July 7, 2008 - 8:02 PM

(CNS) - One year after the passage of Proposition 227, which dismantled bilingual education in California, early test scores of statewide exams in math, science, social studies and language arts are up - in some cases dramatically - among students who are not fluent in English.

"Although a final verdict on Prop. 227 will not be available until all remaining district scores are released later this week, these initial results are quite astonishing," said English for the Children Chairman Ron Unz, who spearheaded the Prop. 227 referendum.

With Proposition 227 being challenged in court, its implementation across the state has been sporadic. Many districts are fighting 227 by allowing parents to sign waivers keeping their children in bilingual programs. In the San Francisco Unified School District more than 20,000 students still are in bilingual classes - about the same number as before Prop. 227.

However, in the Southern California school district of Oceanside, which granted virtually no parental waivers and placed former bilingual students into English immersion programs, 98 percent of instruction is in English. Test scores have risen dramatically since last year and, according to figures released this month, math scores are up 120 percent and reading scores are up 180 percent.
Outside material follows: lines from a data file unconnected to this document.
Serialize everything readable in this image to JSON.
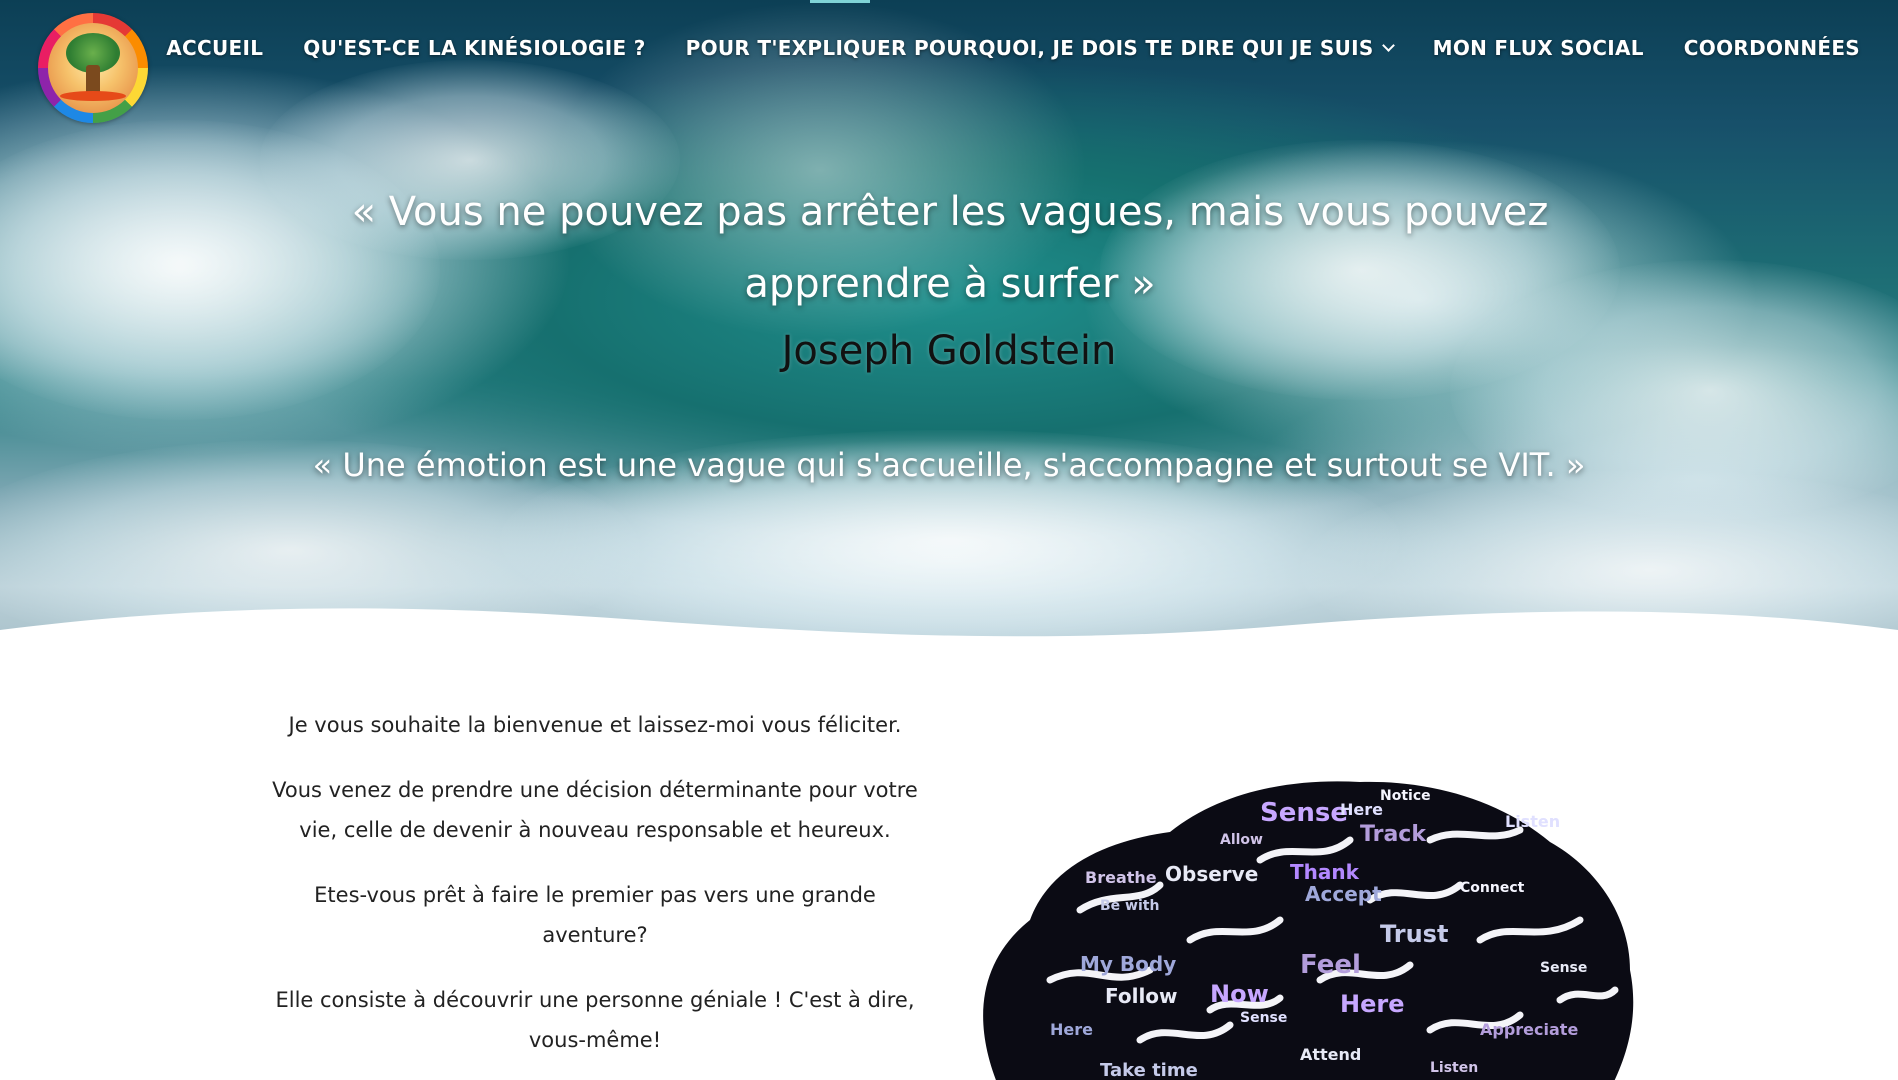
{
  "nav": {
    "logo_alt": "Kinésiologie logo",
    "items": [
      {
        "label": "ACCUEIL",
        "has_dropdown": false
      },
      {
        "label": "QU'EST-CE LA KINÉSIOLOGIE ?",
        "has_dropdown": false
      },
      {
        "label": "POUR T'EXPLIQUER POURQUOI, JE DOIS TE DIRE QUI JE SUIS",
        "has_dropdown": true
      },
      {
        "label": "MON FLUX SOCIAL",
        "has_dropdown": false
      },
      {
        "label": "COORDONNÉES",
        "has_dropdown": false
      }
    ]
  },
  "hero": {
    "quote_line1": "« Vous ne pouvez pas arrêter les vagues, mais vous pouvez",
    "quote_line2": "apprendre à surfer »",
    "author": "Joseph Goldstein",
    "quote2": "« Une émotion est une vague qui s'accueille, s'accompagne et surtout se VIT. »"
  },
  "content": {
    "p1": "Je vous souhaite la bienvenue et laissez-moi vous féliciter.",
    "p2": "Vous venez de prendre une décision déterminante pour votre vie, celle de devenir à nouveau responsable et heureux.",
    "p3": "Etes-vous prêt à faire le premier  pas vers une grande aventure?",
    "p4": "Elle consiste à découvrir une personne géniale ! C'est à dire, vous-même!"
  },
  "brain_words": [
    "Sense",
    "Track",
    "Here",
    "Notice",
    "Trust",
    "Accept",
    "Thank",
    "Observe",
    "Breathe",
    "Be with",
    "Feel",
    "My Body",
    "Follow",
    "Now",
    "Listen",
    "Allow",
    "Take time",
    "Attend",
    "Appreciate",
    "Connect"
  ],
  "colors": {
    "nav_text": "#ffffff",
    "hero_text": "#ffffff",
    "author_text": "#111111",
    "body_text": "#222222",
    "accent": "#7fd3d6"
  }
}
Although opponents of Prop. 227 are hesitant to credit the improved test scores solely to the abandonment of bilingual classes, others, who supported the referendum to end bilingual education, say the results are obvious.

"These are positive results which prove that English immersion works," said Center for Equal Opportunity Education Director Jorge Amselle.

"Opponents of Prop. 227 should be completely ashamed of themselves for pushing bilingual education, but they're not," Amselle told

One of those opponents, David Ramirez, an education professor at California State University at Long Beach, simply denied the test results.

"A five point gain is statistically significant; a 100 percent gain is unheard of," Ramirez said in a recent article. "Such an astronomical change - it's impossible," he added.

A spokesman for U.S. English, an interest group lobbying for the establishment of English as the nation's official language, told that the opponents of Prop 227 were wrong when they forecast that it would cause havoc with the educational system in California.

"It's done what we said," said Tim Schultz. "All the predictions of the failure of Prop. 227 have just not been borne out."

Amselle said that bilingual education activists will continue to oppose English immersion and will try to "obfuscate" the issue by claiming that other factors such as smaller classes and general improvements in academic standards are responsible for the higher test scores.

"They are not going to let the facts stand in their way," said Amselle.